On July 16, Dartmouth announced the appointment of James Tengatenga, diocesan bishop of Southern Malawi and chair of the Worldwide Anglican Communion’s Anglican Consultative Council, as the Virginia Rice Kelsey ’61s Dean of the Tucker Foundation.
Churches—including the Anglican Church—have struggled with issues concerning gay rights. Here, Dartmouth Now shares a message from Tengatenga, in which he explains his views on marriage, human rights, and the “courageous moral leadership” that has drawn him to Dartmouth.
I welcome this opportunity to introduce myself to members of the Dartmouth community in advance of my coming to campus as dean of the Tucker Foundation. I am James Tengatenga, the Anglican bishop of Southern Malawi since 1998. Before that, I earned degrees at Zomba Theological College and at Seminary of the Southwest in Austin, Texas, and was ordained a priest in 1985. I’ve also done graduate work at the University of Birmingham in the United Kingdom, and I hold a PhD from the University of Malawi.
As a priest and a bishop, I have made it my life’s work to advocate for human rights. I have worked and campaigned for the rights of youth and women. I have worked to end human trafficking and all forms of violence against women. I have risked my life by advocating good and just government. As I told the search committee when I visited Dartmouth this spring, I have expected to die for the past decade because I have dared to speak out against official corruption and in defense of those Jesus called “the least of these.” I joke to my friends that I don’t leave the house after seven o’clock at night because I want to see who kills me.
In addition to my work as bishop, I chair the Anglican Consultative Council (ACC), which comprises 44 member churches in the Anglican Communion, of which the Episcopal Church is one. It is a communion of churches that has worked with diversity and continues to do so openly.
Let me state unequivocally and categorically that I consider all people equal regardless of their sexual orientation. The dignity of all should be honored and respected. As is the case with many people, my ideas about homosexuality have evolved over time. I’m not ashamed to say that, but I also think I’m not alone, and I think it’s important to have some historical context. The changing attitudes on this matter, especially in the United States, have been staggering. The 2003 consecration of V. Gene Robinson as Episcopal bishop of New Hampshire represented an extraordinary gift because it forced people—from parishioners to bishops to people outside the church—to think carefully and critically about the issue of homosexuality and gay rights.

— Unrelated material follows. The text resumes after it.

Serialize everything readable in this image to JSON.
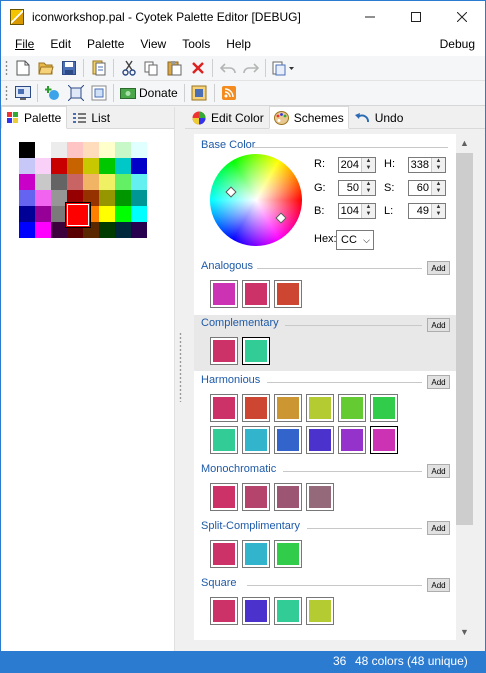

As a result, many of us came to very different understandings of the faith and the gospel.
So, let me be clear. I support marriage equality and equal rights for everyone, and I look forward to working with everyone at Dartmouth—everyone. I believe that discrimination of any kind is sinful. When I say that I am committed to the human rights of all, I mean all.
As chair of the ACC, it has been my responsibility, together with other members of the ACC, to mediate and hold the church together. We have instituted processes of reconciliation between the divergent parties in the church. Those who have not wanted reconciliation over gay issues have left the church, while others have chosen to remain. We have facilitated dialogues all over the world between dioceses and bishops with opposing views from Europe, Africa, Canada, and elsewhere. I am actively engaged in the Canadian, United States, and African discussions, not only as chair of the ACC but also as an individual. This has come at great cost from both sides of the divide.
Mediators, however, often find themselves in the crossfire. I have tried very hard to represent Africa to the West, especially to the Episcopal Church, and the West to my African colleagues.
Courageous moral leadership is what this is about, and that is what I find attractive about Dartmouth. I was born in Zimbabwe (then Rhodesia) and so I know firsthand about racial discrimination, and in fact my move to Malawi (even though I am of Malawi descent) was due to racial tensions. At age 19, I was serving a sentence for standing against the Rhodesian government. I know what it is to be a second-class citizen in the country of your birth, someone without rights. This experience also helps me appreciate the plight of LGBTQ people. I have been followed in supermarkets in the United States simply because of my skin color, so I understand something about prejudice. If a commitment to diversity is part of what the Tucker Foundation is about—and I believe it is—I have lived it and fought for it.
I want to note, finally, that bigotry comes in many forms. Many people are concerned about discrimination and prejudice against lesbians and gays—and properly so. Other manifestations of prejudice also merit our attention. It is, in part, the challenge of confronting these attitudes that prompted my interest in the Tucker Foundation position.
I look forward to working with you as we put into daily practice the foundation’s mission to educate students in their search for lives of meaning and purpose.